_Task to complete_: Which lines of the listing below contain the word "JSON"? Copy each of them.

_Dataset records_:

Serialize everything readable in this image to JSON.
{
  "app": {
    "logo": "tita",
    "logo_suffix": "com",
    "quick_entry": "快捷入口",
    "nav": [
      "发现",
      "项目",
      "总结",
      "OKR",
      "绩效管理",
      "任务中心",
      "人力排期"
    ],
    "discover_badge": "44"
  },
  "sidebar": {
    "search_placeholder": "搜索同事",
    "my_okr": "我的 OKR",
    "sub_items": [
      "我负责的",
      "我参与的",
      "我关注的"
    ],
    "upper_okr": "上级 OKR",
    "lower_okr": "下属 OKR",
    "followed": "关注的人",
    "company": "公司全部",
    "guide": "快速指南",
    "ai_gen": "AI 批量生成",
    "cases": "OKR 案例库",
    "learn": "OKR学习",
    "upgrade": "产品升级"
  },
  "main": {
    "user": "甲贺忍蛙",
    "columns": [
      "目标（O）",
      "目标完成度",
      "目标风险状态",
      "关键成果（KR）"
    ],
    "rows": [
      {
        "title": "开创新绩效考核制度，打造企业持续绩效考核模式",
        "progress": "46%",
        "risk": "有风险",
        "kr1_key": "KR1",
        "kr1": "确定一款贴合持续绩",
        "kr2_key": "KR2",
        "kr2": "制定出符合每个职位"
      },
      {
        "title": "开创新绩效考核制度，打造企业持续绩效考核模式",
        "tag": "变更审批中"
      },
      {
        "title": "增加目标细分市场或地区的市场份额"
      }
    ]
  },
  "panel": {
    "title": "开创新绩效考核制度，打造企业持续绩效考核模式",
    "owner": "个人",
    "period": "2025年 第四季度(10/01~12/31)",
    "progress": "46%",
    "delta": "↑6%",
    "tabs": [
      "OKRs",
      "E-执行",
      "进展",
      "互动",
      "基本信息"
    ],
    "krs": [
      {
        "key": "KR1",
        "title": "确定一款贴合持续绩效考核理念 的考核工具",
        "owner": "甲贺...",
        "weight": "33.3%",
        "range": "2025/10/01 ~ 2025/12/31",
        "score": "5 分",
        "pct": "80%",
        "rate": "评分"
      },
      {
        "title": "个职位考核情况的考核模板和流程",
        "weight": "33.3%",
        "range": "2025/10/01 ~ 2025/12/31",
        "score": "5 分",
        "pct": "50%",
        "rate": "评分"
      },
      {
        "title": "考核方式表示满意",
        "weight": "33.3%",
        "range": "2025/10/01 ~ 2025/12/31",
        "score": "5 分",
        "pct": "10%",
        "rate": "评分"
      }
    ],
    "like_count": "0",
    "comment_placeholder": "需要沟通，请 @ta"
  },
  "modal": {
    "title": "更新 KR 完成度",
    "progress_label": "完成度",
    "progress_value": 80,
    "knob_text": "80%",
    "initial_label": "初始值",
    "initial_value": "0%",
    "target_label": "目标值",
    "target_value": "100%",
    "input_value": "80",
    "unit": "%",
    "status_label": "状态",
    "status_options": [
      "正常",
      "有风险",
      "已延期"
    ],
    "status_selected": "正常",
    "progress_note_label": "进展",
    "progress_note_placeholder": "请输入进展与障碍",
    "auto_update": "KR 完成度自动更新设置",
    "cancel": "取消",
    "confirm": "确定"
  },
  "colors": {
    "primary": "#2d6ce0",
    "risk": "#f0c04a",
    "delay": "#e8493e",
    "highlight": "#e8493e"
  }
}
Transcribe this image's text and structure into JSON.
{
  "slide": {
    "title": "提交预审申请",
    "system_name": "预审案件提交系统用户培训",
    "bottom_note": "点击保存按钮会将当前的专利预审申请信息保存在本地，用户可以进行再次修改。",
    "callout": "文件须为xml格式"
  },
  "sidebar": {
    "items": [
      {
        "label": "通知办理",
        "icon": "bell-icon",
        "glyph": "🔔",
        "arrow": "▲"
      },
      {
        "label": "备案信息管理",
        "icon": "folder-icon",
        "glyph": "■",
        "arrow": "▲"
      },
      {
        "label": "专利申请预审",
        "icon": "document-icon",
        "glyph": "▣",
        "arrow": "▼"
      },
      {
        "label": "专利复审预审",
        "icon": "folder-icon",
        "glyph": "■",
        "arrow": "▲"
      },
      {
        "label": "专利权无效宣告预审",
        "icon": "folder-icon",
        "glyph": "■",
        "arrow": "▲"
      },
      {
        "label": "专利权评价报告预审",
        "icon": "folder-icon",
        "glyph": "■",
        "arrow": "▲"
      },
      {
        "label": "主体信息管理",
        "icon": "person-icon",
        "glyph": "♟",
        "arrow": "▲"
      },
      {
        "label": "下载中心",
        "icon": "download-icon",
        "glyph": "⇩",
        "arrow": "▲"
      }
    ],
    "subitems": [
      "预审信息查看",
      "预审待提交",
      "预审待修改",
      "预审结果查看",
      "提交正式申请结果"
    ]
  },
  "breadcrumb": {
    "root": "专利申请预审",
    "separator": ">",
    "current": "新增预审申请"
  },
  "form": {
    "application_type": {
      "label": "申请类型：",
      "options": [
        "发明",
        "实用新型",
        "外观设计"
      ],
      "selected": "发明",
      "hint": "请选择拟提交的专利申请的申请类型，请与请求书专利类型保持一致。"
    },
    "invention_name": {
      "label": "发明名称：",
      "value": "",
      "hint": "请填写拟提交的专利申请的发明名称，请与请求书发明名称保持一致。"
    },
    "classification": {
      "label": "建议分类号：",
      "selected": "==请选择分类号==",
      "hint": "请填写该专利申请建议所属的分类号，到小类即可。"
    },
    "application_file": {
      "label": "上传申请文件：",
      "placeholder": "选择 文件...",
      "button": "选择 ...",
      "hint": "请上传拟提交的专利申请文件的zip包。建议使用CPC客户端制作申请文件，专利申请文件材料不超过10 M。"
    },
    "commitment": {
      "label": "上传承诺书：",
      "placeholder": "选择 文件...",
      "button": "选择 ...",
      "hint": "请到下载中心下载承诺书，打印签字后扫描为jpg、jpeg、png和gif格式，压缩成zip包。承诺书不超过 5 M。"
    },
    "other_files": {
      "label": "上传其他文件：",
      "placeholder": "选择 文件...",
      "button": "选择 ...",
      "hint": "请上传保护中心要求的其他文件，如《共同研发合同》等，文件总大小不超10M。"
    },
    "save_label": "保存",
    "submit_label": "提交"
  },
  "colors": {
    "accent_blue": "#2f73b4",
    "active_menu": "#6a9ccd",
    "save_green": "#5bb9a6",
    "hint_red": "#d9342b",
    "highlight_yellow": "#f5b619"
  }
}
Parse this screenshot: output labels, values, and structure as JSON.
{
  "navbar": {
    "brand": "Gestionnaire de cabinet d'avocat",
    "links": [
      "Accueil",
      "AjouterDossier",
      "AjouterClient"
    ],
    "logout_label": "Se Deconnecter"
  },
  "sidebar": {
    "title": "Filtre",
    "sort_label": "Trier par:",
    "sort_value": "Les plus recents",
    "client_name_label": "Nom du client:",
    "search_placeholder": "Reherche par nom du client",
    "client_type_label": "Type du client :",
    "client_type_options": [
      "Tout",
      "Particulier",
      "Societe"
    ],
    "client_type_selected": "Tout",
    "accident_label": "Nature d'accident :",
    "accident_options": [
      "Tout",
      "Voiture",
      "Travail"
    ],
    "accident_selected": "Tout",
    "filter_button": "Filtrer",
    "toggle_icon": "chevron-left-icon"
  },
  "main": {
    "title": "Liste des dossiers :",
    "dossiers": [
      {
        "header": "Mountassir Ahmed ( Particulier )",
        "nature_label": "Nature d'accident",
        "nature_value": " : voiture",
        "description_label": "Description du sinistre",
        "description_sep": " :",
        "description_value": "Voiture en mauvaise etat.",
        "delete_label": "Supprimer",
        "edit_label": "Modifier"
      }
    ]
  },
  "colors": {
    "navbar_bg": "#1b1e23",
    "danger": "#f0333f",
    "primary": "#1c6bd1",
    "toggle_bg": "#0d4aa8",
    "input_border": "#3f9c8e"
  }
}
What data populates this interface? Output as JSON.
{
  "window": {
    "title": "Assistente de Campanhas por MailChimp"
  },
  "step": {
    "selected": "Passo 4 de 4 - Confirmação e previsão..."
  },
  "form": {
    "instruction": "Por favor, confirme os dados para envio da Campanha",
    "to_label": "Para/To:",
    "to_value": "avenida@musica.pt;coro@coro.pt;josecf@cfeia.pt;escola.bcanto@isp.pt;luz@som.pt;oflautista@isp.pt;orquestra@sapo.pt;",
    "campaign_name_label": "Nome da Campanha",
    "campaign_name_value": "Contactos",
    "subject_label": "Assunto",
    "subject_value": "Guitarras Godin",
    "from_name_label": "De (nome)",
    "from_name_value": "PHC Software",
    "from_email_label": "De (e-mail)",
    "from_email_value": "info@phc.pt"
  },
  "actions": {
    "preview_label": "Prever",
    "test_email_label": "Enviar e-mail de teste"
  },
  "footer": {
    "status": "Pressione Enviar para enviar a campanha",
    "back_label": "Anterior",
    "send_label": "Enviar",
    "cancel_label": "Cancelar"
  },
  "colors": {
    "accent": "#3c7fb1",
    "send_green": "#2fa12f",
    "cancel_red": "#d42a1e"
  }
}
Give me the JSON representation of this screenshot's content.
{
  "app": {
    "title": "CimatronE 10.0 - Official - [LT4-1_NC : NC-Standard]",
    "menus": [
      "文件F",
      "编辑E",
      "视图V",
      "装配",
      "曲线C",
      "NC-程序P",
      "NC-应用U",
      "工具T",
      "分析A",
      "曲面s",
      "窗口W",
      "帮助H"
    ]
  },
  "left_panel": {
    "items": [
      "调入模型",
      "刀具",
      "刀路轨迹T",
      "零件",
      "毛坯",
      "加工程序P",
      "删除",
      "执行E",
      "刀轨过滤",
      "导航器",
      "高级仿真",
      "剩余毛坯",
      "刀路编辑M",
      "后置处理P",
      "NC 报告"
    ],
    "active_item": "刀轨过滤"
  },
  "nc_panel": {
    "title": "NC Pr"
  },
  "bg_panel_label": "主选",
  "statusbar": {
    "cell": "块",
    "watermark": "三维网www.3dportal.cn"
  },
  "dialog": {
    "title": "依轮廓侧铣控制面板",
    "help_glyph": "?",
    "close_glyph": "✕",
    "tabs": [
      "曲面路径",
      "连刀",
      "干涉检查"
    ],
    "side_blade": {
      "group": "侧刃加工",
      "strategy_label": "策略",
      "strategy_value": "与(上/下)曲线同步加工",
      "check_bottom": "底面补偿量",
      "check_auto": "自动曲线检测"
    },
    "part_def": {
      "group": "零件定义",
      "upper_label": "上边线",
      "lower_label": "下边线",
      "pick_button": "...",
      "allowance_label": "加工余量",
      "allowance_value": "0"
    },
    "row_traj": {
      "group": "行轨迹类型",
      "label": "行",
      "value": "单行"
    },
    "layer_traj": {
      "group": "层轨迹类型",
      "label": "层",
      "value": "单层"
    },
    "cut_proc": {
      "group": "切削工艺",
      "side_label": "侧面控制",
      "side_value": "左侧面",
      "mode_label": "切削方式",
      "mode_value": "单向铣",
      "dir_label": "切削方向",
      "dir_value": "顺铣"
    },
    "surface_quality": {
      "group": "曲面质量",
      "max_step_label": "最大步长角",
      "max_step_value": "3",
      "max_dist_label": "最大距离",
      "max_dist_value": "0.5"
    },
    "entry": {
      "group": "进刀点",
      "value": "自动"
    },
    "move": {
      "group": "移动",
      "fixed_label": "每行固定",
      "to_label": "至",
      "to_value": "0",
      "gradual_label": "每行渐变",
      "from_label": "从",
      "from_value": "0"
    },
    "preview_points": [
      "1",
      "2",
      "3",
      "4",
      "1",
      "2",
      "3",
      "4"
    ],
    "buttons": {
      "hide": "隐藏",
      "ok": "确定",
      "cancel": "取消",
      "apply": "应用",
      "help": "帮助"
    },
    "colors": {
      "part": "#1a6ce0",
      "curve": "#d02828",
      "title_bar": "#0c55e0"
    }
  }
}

_Completed exercise_:
Serialize everything readable in this image to JSON.
Transcribe this image's text and structure into JSON.
Parse this screenshot: output labels, values, and structure as JSON.
What data populates this interface? Output as JSON.
Give me the JSON representation of this screenshot's content.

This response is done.